THE TASK
Scan the records below. Copy every line in which the word "Press" appears.

RECORD EXTRACTS
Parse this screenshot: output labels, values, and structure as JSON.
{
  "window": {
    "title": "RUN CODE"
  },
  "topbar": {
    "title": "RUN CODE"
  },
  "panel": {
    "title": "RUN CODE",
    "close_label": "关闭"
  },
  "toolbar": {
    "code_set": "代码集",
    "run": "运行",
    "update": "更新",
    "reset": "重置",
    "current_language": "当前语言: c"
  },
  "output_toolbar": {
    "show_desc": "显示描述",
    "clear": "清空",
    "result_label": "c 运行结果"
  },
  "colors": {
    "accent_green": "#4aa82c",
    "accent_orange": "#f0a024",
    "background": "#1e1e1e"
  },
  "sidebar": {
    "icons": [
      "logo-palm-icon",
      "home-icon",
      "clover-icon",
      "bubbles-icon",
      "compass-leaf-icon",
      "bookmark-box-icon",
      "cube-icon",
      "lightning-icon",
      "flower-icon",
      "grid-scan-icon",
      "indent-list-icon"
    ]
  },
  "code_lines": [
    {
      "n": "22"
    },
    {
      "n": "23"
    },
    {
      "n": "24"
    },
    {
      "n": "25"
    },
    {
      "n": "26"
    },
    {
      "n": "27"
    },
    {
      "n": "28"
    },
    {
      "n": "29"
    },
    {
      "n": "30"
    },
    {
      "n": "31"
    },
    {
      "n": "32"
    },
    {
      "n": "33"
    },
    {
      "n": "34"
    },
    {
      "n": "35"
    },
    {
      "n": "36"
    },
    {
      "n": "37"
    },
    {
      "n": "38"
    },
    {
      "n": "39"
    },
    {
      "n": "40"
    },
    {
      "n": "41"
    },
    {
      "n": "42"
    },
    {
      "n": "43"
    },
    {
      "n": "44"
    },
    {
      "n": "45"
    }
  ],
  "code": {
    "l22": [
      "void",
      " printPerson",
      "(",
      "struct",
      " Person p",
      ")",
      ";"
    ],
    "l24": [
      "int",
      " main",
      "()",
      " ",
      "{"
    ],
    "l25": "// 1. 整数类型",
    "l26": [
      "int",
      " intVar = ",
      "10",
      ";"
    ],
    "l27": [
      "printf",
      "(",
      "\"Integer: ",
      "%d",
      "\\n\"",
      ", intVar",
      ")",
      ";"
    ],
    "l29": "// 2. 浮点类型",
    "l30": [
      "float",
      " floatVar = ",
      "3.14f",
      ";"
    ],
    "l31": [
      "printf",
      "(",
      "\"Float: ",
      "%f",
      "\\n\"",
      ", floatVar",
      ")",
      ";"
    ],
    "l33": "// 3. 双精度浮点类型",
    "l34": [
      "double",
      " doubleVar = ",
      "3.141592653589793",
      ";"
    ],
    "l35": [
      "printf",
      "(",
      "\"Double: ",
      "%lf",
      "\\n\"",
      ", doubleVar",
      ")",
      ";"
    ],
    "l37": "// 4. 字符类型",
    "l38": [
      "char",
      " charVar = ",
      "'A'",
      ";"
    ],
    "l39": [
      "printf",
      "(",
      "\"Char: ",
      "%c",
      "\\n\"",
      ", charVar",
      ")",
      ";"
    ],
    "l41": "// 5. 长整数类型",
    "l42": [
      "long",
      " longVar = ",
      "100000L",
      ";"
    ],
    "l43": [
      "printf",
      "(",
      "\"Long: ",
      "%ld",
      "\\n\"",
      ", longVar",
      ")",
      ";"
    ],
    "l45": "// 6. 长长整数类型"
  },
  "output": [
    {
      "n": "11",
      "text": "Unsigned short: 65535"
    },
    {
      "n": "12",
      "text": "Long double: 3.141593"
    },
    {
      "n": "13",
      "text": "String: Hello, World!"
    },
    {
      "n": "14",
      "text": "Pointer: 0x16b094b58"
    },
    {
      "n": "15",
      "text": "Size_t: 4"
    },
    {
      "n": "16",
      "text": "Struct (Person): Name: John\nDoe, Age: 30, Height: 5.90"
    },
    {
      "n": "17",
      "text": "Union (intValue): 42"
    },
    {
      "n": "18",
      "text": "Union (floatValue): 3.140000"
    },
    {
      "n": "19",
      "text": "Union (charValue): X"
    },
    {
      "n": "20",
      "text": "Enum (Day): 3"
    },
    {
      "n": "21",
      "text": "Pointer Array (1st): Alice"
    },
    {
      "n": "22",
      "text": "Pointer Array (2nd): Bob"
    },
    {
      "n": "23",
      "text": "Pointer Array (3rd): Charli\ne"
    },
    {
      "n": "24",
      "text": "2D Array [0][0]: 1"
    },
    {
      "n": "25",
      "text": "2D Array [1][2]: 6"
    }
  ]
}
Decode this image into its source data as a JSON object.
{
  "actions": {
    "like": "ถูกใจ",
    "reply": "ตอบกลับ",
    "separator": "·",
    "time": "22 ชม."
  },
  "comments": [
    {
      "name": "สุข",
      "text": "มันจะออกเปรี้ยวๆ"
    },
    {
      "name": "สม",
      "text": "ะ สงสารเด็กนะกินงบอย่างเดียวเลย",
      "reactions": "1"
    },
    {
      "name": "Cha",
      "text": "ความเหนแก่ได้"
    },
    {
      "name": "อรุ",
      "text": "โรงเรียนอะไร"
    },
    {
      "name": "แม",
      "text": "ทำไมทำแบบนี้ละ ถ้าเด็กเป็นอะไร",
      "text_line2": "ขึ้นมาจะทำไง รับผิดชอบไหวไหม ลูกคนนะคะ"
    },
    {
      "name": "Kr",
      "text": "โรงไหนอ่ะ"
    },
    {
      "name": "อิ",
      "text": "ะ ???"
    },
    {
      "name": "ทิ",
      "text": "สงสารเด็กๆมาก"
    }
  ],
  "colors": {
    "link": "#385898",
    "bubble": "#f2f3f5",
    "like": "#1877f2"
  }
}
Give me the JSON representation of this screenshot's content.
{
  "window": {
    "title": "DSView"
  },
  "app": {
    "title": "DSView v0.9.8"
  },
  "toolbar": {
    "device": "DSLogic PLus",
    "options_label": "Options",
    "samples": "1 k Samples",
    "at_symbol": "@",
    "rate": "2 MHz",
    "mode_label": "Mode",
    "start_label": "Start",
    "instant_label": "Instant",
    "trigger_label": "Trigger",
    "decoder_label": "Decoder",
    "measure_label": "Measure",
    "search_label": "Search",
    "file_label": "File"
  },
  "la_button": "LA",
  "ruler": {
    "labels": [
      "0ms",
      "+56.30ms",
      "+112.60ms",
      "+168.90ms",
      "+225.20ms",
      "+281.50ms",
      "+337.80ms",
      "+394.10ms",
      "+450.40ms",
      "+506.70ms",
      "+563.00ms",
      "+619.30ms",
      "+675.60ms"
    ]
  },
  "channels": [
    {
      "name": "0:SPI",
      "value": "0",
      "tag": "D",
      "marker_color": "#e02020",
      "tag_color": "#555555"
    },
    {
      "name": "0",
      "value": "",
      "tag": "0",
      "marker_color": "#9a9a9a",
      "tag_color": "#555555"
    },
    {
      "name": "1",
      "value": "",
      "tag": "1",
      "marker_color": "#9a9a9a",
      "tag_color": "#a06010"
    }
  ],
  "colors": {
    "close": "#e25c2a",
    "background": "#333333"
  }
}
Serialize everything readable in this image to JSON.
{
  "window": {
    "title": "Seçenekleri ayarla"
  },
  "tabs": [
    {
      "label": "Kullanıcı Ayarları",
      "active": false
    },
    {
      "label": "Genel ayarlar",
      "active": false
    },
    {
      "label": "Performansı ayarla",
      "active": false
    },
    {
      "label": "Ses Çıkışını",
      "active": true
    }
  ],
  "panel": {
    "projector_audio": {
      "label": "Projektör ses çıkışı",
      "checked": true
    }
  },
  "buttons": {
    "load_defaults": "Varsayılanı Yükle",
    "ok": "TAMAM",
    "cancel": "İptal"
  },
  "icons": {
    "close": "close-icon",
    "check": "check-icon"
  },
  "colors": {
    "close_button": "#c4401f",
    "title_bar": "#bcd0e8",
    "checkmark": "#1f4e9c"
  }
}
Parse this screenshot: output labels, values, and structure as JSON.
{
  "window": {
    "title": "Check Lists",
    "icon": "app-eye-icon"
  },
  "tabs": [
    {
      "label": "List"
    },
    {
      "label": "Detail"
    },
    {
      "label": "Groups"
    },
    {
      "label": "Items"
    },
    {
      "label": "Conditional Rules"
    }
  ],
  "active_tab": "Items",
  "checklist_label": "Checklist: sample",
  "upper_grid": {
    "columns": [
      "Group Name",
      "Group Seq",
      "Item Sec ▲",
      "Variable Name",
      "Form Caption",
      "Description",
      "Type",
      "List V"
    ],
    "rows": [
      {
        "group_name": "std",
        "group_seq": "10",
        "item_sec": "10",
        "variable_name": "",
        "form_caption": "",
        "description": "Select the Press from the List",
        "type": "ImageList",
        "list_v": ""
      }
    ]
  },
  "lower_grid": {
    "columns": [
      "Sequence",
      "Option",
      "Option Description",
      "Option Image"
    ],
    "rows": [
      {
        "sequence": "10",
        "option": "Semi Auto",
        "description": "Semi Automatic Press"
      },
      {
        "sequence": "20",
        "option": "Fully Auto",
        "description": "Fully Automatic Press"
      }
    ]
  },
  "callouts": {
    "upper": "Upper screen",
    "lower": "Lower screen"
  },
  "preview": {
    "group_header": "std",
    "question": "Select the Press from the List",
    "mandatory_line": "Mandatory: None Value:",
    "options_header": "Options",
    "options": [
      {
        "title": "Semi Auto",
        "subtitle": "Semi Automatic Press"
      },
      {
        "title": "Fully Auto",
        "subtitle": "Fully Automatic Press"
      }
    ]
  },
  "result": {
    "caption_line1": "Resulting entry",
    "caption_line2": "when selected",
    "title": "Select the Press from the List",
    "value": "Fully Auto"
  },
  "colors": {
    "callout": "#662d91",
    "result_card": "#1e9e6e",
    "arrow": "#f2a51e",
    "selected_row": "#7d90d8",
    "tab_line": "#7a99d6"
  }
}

ANSWER TO THIS EXERCISE
        "description": "Select the Press from the List",
        "description": "Semi Automatic Press"
        "description": "Fully Automatic Press"
    "question": "Select the Press from the List",
        "subtitle": "Semi Automatic Press"
        "subtitle": "Fully Automatic Press"
    "title": "Select the Press from the List",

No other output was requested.